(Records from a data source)
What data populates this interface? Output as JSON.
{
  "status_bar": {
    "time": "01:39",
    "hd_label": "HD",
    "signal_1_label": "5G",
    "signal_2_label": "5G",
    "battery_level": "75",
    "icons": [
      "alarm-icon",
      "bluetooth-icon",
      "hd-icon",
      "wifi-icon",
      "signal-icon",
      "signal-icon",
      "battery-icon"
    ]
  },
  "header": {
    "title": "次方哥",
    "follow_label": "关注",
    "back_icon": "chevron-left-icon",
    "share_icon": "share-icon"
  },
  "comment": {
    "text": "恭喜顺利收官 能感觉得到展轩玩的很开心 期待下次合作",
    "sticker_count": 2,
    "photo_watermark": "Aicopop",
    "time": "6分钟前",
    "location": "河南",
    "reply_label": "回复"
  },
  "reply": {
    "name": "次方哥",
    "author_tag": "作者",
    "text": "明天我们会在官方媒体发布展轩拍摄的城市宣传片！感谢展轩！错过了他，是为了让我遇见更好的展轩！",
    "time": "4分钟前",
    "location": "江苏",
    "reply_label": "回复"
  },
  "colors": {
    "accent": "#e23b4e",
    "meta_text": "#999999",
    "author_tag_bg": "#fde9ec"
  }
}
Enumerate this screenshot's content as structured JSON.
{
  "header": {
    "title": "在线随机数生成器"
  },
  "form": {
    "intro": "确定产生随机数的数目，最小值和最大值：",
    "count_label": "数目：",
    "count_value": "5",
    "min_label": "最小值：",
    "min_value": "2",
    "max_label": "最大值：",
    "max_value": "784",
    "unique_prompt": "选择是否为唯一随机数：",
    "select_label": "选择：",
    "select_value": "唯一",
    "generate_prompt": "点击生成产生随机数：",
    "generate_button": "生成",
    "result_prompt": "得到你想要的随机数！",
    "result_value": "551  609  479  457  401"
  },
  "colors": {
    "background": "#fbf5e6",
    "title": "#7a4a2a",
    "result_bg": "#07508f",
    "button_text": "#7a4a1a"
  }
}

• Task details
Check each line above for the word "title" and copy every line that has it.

• Response to this exercise
    "title": "次方哥",
    "title": "在线随机数生成器"
    "title": "#7a4a2a",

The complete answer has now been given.